### WHAT IS EXPECTED
Identify all lines below that hold "Несохранённый" and collect them.

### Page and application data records
>>>

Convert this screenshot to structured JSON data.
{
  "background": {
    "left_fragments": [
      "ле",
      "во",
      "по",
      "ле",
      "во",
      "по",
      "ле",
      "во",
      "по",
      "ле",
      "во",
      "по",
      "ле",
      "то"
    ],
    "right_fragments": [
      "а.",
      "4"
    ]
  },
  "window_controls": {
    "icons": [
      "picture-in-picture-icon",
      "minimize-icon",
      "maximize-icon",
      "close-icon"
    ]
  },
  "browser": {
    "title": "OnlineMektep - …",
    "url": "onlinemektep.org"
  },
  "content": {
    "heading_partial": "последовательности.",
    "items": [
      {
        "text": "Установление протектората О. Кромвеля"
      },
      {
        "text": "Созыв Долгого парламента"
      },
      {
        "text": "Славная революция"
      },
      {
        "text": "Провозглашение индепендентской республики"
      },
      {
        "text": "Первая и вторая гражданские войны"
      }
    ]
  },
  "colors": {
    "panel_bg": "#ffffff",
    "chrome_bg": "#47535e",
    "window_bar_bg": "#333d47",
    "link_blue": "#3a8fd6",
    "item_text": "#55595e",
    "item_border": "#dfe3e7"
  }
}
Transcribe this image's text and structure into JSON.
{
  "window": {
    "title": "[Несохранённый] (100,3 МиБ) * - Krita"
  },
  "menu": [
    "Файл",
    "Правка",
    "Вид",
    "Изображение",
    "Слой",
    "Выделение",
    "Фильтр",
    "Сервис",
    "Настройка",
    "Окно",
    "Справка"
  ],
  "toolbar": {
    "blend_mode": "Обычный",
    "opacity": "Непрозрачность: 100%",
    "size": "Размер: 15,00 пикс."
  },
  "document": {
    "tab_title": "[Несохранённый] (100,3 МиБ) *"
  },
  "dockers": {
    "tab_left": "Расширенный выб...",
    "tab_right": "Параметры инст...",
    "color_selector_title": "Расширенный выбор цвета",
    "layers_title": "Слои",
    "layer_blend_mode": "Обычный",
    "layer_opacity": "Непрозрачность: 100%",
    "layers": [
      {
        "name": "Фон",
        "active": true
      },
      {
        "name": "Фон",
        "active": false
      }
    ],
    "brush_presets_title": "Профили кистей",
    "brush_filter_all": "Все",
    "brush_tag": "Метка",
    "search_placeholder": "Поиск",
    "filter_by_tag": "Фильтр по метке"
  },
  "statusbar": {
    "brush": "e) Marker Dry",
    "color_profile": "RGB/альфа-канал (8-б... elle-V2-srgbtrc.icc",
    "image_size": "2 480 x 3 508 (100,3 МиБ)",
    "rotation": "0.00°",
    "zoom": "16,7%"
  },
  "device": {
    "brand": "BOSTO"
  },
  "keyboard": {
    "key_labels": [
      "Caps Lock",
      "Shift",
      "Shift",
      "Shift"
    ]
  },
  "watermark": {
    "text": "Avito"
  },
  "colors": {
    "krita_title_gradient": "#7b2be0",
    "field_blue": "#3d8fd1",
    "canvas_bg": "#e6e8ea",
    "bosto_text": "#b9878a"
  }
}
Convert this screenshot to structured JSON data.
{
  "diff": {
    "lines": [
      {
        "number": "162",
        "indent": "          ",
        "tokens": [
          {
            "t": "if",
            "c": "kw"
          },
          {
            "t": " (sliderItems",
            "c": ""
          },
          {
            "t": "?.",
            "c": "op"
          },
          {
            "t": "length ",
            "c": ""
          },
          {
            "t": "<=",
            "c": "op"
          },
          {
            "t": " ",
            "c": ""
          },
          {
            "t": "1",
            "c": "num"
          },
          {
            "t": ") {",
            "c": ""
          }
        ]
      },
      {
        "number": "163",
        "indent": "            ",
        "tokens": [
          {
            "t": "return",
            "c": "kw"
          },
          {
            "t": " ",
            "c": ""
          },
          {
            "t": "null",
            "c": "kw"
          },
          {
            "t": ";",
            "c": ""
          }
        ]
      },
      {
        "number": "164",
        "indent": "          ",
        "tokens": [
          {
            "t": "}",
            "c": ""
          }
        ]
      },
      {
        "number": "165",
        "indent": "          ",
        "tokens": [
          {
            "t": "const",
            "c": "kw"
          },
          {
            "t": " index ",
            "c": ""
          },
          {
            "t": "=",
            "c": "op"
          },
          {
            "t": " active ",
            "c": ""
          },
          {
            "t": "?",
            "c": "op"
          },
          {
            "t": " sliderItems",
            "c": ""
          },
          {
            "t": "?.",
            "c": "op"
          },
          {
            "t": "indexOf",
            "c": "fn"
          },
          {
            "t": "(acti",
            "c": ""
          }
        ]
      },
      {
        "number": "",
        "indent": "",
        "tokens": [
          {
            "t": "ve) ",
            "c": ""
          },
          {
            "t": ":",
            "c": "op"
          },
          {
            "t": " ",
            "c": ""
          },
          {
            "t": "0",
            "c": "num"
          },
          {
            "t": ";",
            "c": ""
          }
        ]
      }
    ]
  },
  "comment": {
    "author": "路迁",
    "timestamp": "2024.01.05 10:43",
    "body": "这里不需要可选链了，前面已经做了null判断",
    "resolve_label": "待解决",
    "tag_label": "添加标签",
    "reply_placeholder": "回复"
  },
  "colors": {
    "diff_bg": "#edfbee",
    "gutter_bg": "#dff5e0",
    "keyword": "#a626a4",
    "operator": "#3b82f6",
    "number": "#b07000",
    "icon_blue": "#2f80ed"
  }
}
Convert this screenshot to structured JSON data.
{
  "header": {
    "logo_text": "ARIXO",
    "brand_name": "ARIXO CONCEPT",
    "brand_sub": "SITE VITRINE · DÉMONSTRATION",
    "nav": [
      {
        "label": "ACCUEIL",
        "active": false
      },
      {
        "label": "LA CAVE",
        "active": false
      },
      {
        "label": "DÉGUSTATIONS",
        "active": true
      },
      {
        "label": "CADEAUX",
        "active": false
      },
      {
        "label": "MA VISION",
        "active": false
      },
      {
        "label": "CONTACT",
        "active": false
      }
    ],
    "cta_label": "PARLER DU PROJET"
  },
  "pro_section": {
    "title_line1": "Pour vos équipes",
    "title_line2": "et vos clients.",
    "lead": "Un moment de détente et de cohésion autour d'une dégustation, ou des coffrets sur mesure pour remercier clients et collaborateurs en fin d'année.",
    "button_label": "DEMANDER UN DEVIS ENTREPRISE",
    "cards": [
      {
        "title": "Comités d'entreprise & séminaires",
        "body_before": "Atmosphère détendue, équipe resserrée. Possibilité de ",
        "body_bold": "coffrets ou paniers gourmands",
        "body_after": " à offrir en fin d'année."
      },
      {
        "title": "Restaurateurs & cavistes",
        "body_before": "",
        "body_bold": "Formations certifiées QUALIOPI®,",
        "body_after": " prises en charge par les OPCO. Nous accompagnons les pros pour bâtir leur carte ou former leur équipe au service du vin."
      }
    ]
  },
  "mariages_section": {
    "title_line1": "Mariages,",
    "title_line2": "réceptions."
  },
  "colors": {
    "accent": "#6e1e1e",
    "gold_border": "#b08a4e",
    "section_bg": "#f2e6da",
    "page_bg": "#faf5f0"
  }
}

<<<

### REPLY
    "title": "[Несохранённый] (100,3 МиБ) * - Krita"
    "tab_title": "[Несохранённый] (100,3 МиБ) *"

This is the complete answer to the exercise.